I finally had the chance to read this book after it being on my list for so long. My American Fiction course required me to find a novel that became a movie, and while the list of fiction stories that became films is extensive, this one instantly jumped out at me. Everything about the book fit the guidelines for an appropriate selection for my research paper and the fact that Amazon had a one-day sale on it, my decision was practically made for me. I “cracked” it open just as soon as it was downloaded to my Kindle.
I have read numerous reviews, both negative and positive, about this book and, as usual, I put any assumptions about how the book would be to the back of my mind in order to remain objective. I’ve read that some readers hated the dialect. I found it easy to read. Reviewers stated that they hated how the maids spoke with a dialect, but the white ladies that employed them spoke perfect English. While I am not the author so this is only speculation, I think this was done in order to establish the difference in social classes. Many of the maids quit school at a young age in order to work as maids and hep provide for their families whereas many of the white ladies received some college courses before marrying.
I loved this book and I wish that the movie would have included some of the scenes that were in the book. The chronology was a little off in the movie compared to the book, but that wasn’t too big of a deal.
Scenes like the naked man in Ms. Celia’s garden would have made the movie even better. It was humorous and added to the story. The small details like Johnny’s friends giving Celia Alabama Slammer shots would have added to the incident at the banquet. Little details like that would have just complemented the story and filled in some of the holes that the movie left behind.
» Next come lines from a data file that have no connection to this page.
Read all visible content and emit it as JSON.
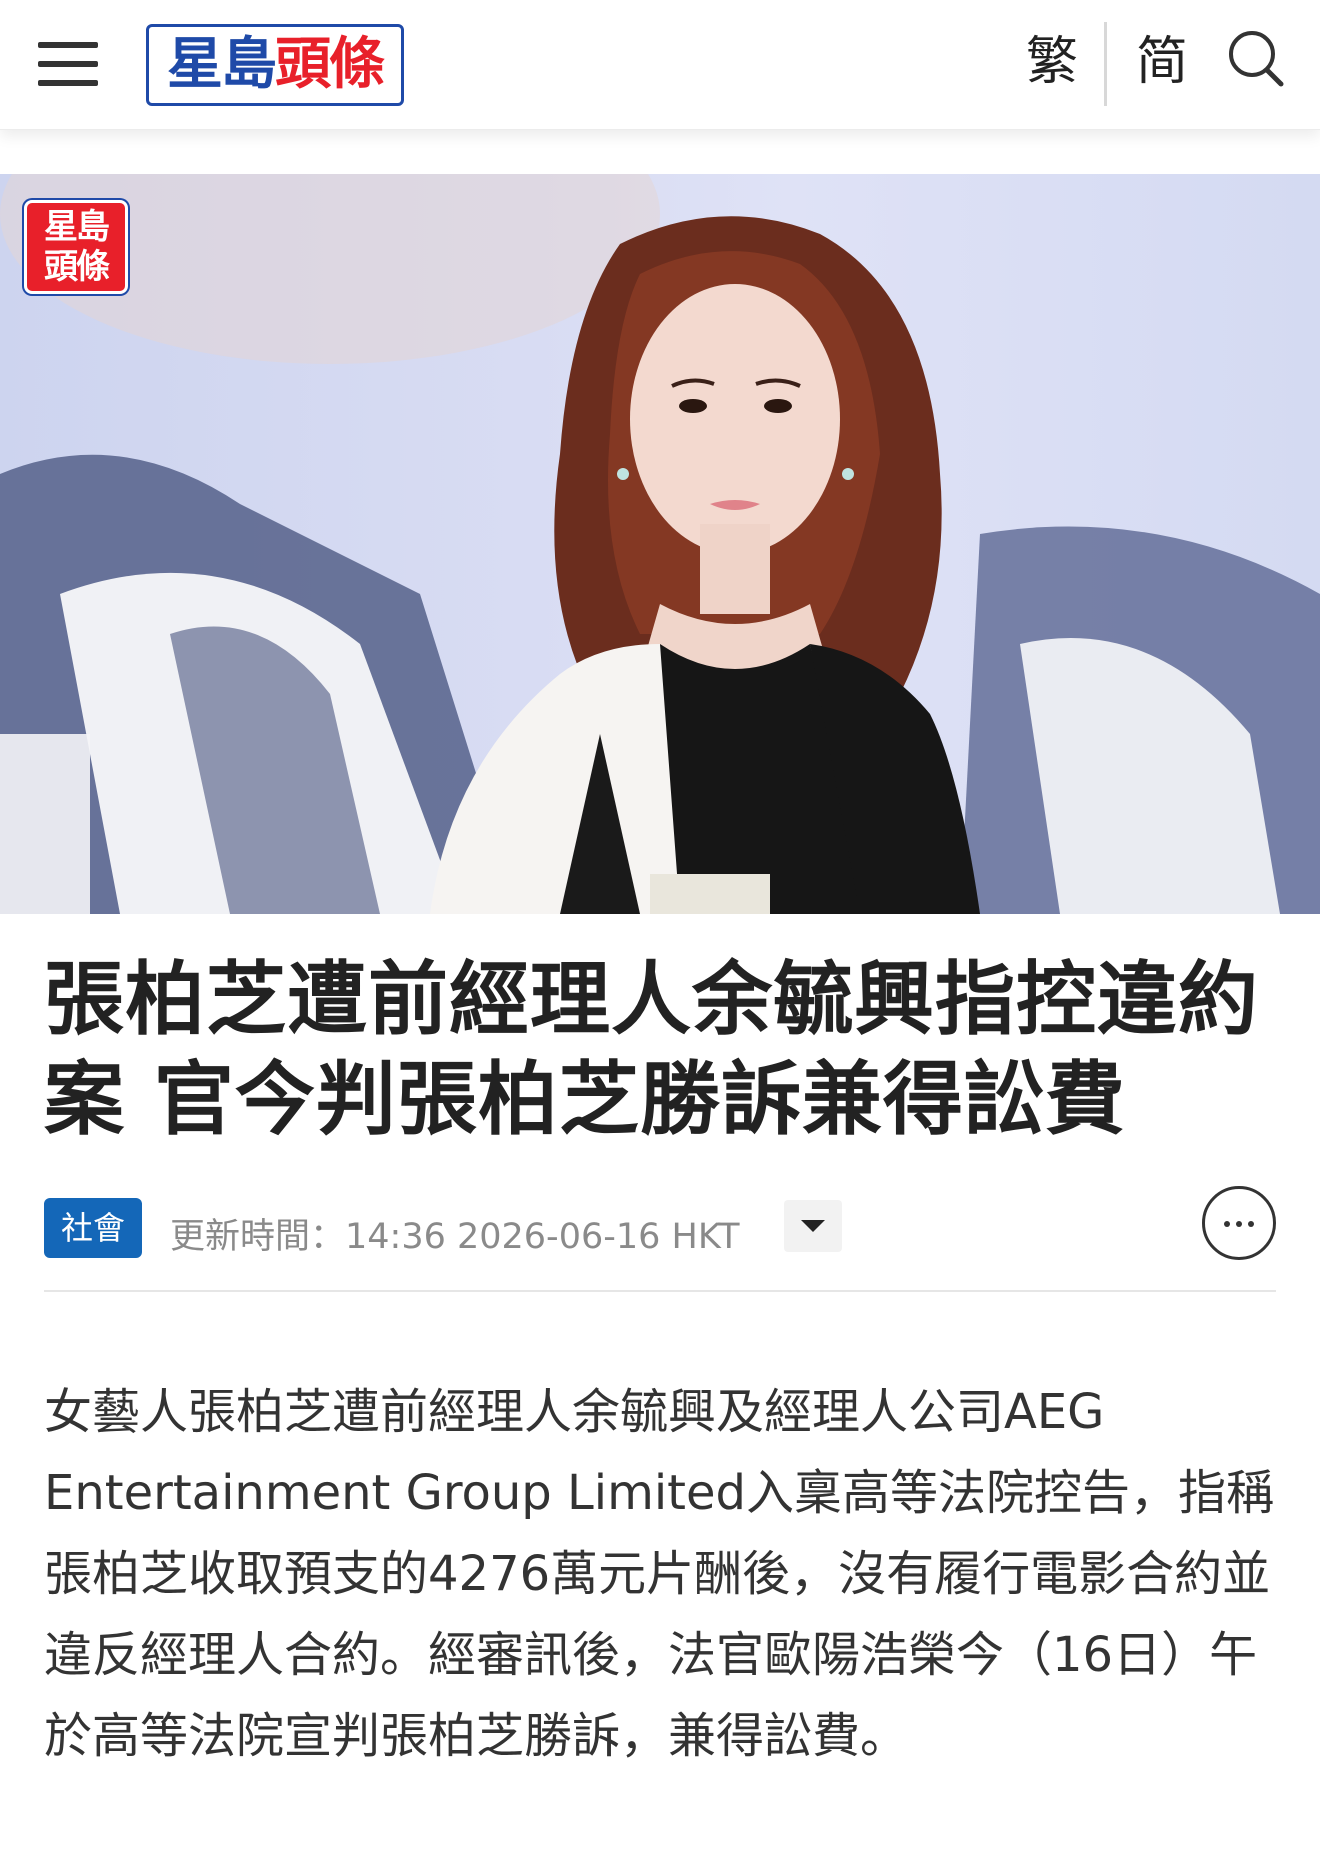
{
  "header": {
    "menu_icon": "hamburger-menu-icon",
    "logo_text_part1": "星島",
    "logo_text_part2": "頭條",
    "lang_traditional": "繁",
    "lang_simplified": "简",
    "search_icon": "search-icon"
  },
  "hero": {
    "watermark_line1": "星島",
    "watermark_line2": "頭條"
  },
  "article": {
    "headline": "張柏芝遭前經理人余毓興指控違約案 官今判張柏芝勝訴兼得訟費",
    "category": "社會",
    "update_time": "更新時間：14:36 2026-06-16 HKT",
    "expand_icon": "caret-down-icon",
    "more_icon": "more-options-icon",
    "body": "女藝人張柏芝遭前經理人余毓興及經理人公司AEG Entertainment Group Limited入稟高等法院控告，指稱張柏芝收取預支的4276萬元片酬後，沒有履行電影合約並違反經理人合約。經審訊後，法官歐陽浩榮今（16日）午於高等法院宣判張柏芝勝訴，兼得訟費。"
  },
  "colors": {
    "brand_blue": "#1f4aa8",
    "brand_red": "#e8202a",
    "category_badge": "#1467b8"
  }
}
Overall, this book has put Kathryn Stockett on my list of authors to watch. I will definitely be looking into her books from this point on and am glad I finally had the chance to read this novel.